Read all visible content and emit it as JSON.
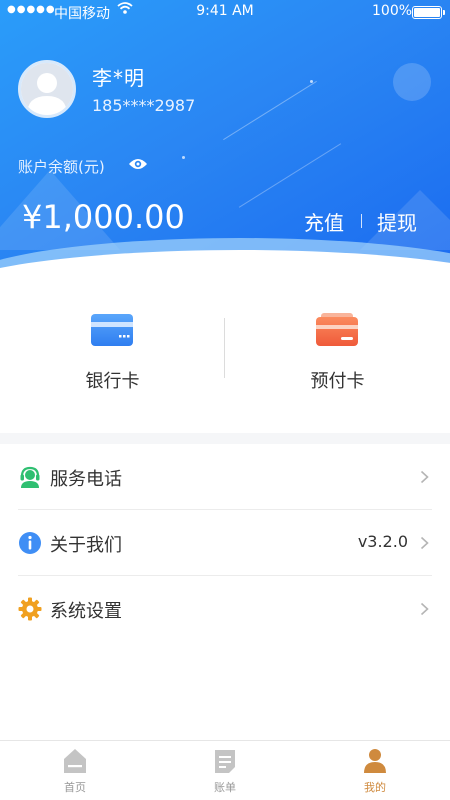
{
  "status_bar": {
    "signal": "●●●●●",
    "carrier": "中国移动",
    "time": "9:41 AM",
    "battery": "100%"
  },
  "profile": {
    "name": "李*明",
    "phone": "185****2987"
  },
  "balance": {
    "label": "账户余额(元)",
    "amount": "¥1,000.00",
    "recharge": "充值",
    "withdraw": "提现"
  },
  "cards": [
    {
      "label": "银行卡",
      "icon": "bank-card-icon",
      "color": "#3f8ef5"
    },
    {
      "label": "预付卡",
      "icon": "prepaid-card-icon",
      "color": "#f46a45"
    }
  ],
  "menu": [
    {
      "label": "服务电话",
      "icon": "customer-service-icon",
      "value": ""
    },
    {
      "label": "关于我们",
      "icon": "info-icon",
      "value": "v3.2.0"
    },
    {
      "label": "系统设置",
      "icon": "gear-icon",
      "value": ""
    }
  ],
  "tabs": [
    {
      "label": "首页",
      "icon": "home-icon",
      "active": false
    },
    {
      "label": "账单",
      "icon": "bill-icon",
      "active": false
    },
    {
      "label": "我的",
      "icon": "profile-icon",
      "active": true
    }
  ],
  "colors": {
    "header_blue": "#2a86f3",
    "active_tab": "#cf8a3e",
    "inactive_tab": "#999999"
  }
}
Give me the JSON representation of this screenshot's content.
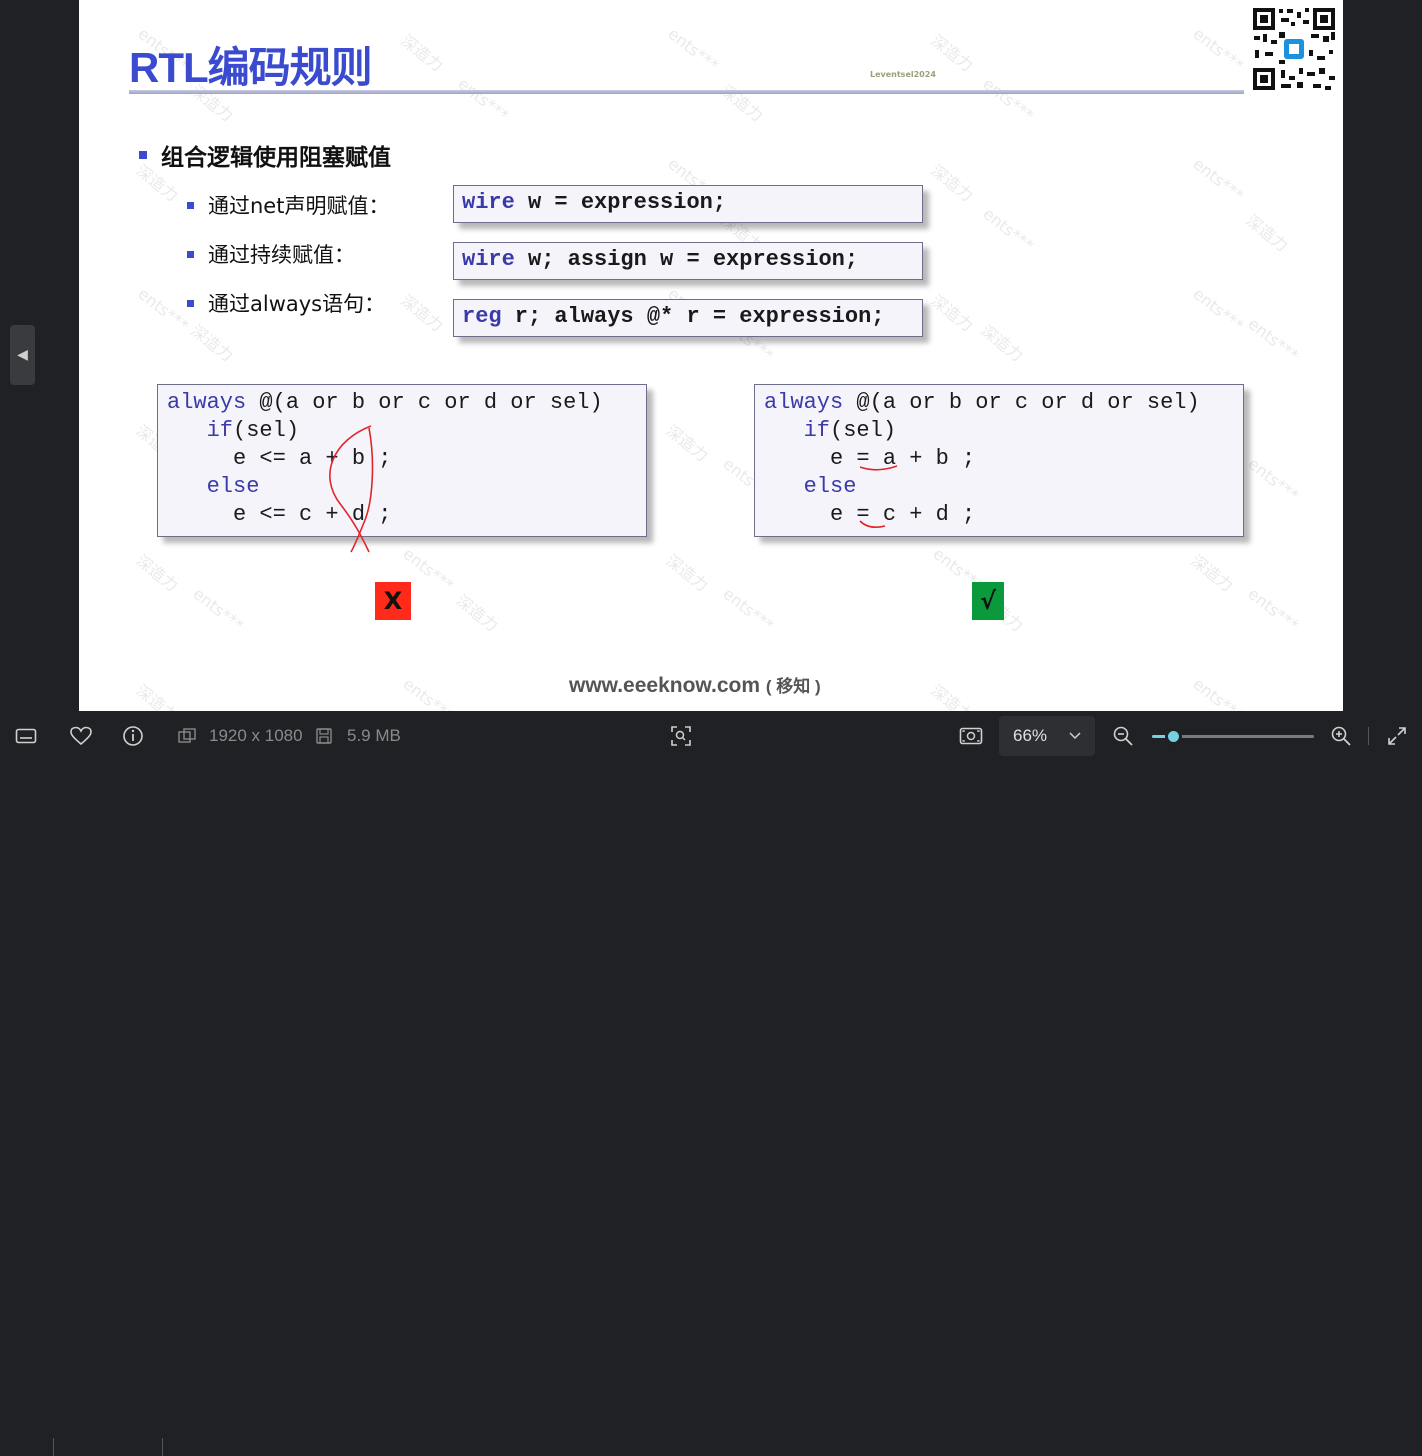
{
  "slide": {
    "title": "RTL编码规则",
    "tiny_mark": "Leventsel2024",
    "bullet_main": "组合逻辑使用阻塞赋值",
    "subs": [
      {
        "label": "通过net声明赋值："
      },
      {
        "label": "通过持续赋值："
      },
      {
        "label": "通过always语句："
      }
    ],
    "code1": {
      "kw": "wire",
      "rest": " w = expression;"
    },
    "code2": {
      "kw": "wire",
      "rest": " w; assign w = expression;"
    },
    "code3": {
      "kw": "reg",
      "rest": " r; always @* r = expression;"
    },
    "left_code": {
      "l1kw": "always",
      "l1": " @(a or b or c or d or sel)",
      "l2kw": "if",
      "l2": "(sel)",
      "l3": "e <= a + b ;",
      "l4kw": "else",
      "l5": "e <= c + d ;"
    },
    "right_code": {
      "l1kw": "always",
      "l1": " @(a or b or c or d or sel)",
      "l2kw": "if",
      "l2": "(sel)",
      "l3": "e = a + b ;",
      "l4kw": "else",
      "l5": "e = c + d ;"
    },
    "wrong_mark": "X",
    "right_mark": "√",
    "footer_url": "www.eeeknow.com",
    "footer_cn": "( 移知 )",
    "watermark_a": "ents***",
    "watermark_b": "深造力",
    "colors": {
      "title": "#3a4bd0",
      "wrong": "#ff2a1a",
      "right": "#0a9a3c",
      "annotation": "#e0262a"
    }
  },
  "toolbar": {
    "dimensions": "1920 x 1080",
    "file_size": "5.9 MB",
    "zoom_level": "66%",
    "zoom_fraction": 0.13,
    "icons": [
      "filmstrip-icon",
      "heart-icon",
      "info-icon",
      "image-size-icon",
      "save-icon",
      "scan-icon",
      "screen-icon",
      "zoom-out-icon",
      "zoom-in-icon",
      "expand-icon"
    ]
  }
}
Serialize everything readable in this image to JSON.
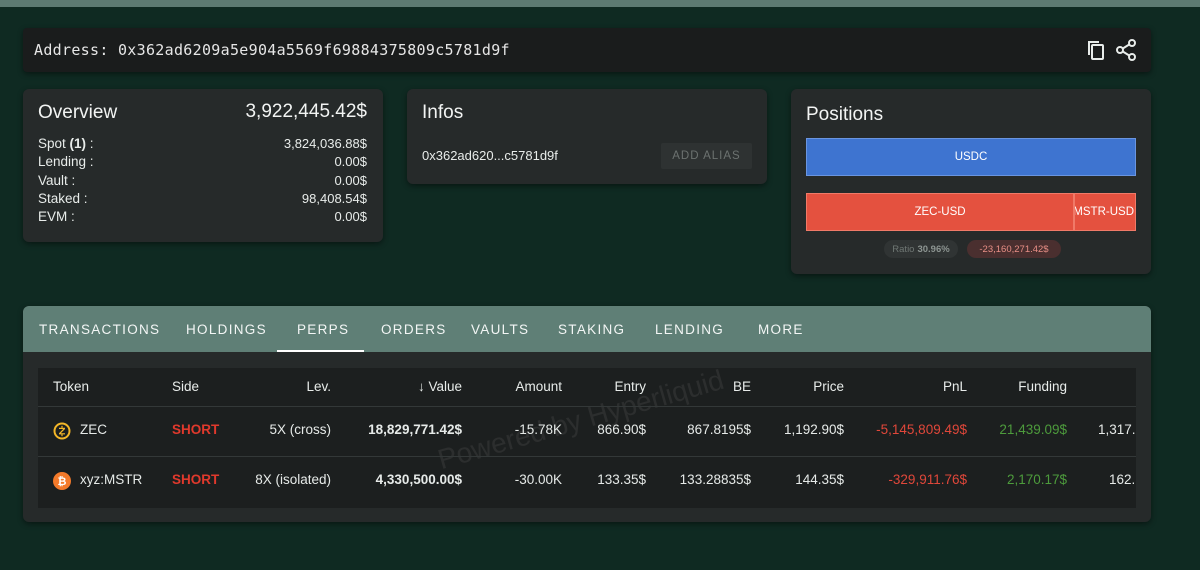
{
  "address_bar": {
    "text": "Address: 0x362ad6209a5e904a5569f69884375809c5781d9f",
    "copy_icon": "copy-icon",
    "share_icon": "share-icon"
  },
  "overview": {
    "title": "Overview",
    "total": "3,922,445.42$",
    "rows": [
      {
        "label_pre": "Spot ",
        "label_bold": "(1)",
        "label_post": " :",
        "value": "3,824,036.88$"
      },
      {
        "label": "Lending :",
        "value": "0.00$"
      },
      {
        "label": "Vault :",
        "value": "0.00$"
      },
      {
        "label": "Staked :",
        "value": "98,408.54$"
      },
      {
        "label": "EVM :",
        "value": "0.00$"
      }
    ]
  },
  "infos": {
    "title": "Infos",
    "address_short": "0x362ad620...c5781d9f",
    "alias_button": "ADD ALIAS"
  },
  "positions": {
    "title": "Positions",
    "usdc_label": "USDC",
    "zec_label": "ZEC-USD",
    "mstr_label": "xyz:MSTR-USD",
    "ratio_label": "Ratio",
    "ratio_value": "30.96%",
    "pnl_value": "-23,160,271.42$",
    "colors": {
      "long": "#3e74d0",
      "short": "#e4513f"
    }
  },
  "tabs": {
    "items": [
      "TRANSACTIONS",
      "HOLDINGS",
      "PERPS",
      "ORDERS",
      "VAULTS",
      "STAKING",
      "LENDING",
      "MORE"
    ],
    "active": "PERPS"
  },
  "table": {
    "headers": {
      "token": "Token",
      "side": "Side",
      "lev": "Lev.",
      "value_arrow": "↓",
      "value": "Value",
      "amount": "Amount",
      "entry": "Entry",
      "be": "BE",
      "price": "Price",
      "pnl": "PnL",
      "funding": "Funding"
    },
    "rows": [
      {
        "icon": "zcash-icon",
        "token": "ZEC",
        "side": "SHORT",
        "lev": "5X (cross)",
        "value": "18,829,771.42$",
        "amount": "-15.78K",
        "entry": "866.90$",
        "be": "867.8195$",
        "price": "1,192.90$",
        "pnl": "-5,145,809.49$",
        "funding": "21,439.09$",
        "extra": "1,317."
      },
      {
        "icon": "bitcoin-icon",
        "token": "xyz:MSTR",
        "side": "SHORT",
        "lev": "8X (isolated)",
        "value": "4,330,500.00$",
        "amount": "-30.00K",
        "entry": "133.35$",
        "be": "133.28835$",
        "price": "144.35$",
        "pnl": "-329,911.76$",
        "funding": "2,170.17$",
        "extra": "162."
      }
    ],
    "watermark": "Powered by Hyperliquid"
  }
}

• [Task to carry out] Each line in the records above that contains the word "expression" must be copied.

• [The completed task]
      "rest": " w = expression;"
      "rest": " w; assign w = expression;"
      "rest": " r; always @* r = expression;"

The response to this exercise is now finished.